Although EPA has taken steps to improve its oversight of facilities'' compliance with the Clean Air Act, it needs to enhance its oversight of states'' processes for reviewing large facilities'' emissions, according to a General Accounting Office (GAO) report.
GAO completed the report at the request of Rep. Henry Waxman, D-Calif., ranking minority member of the Committee on Government Reform.
Waxman asked for information on the steps EPA and state regulators take to verify large sources in order to comply with their title V or state permit; the steps regulators take to verify the accuracy of emissions reports submitted by large industrial sources and the extent of errors found; and the steps EPA is taking to improve oversight of these processes.
The report says that federal and state regulators performed about 17,800 routine inspections in fiscal years 1998 and 1999 and found that about 88 to 89 percent of the facilities complied with their permit.
However, according to an EPA air enforcement official, routine inspections do not necessarily identify instances in which the facilities have made physical or operating changes that could increase emissions and require revising their permits.
GAO noted that recognizing this shortcoming, EPA has undertaken intensive investigations targeted at selected facilities in four industries: electric utilities, petroleum refining, pulp and paper mills and wood products.
These investigations found widespread noncompliance with certain air pollution control requirements.
For example, EPA found that 76 percent of wood products facilities that it investigated had made operation changes without revising their permits.
Despite the fact that EPA has taken steps to improve its oversight of facilities'' compliance with the Clean Air Act, GAO concluded that the agency needs to enhance its oversight of the states'' processes for reviewing large facilities'' emissions reports.
"EPA performs limited oversight of states'' efforts to verify large facilities'' emissions reports," stated GAO''s report. "We are recommending that the EPA administrator evaluate states'' programs to determine whether they have adequate mechanisms in place for verifying the accuracy of emissions reports.

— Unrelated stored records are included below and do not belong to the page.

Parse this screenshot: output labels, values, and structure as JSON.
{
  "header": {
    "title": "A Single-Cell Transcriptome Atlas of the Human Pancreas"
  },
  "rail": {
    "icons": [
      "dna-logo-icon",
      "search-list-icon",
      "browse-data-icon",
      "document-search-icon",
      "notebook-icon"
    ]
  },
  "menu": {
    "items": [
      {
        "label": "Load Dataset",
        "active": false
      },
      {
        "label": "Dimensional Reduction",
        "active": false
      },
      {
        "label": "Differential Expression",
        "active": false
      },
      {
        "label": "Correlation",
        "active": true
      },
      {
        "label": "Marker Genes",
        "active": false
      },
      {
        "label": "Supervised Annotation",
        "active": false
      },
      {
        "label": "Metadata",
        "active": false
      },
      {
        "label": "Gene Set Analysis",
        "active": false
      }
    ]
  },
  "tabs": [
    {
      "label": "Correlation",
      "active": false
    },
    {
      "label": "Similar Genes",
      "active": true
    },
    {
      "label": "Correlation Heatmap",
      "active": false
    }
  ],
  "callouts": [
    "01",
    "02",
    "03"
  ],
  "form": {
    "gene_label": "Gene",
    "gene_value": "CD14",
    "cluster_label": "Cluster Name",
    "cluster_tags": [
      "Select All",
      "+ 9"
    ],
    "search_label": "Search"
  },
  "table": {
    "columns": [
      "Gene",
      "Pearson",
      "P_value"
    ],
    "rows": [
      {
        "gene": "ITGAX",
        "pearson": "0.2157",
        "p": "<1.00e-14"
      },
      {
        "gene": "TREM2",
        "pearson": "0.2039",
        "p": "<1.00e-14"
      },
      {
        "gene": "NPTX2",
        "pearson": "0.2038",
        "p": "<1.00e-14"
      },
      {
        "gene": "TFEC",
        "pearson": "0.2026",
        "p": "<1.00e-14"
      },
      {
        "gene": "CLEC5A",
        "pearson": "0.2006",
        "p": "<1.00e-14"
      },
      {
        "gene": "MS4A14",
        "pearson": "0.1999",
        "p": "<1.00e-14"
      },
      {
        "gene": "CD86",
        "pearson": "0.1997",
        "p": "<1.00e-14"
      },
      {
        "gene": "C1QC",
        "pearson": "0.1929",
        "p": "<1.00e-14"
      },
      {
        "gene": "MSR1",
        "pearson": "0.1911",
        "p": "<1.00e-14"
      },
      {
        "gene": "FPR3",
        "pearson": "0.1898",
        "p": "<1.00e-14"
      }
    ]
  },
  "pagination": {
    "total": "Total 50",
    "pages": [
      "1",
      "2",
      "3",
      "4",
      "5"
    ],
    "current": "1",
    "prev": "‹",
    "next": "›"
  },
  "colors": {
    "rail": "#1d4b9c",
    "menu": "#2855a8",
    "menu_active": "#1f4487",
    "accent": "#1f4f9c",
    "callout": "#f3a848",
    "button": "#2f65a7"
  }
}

If the results of these reviews identify inadequacies, the administrator should work with the states to improve their processes."
by Virginia Sutcliffe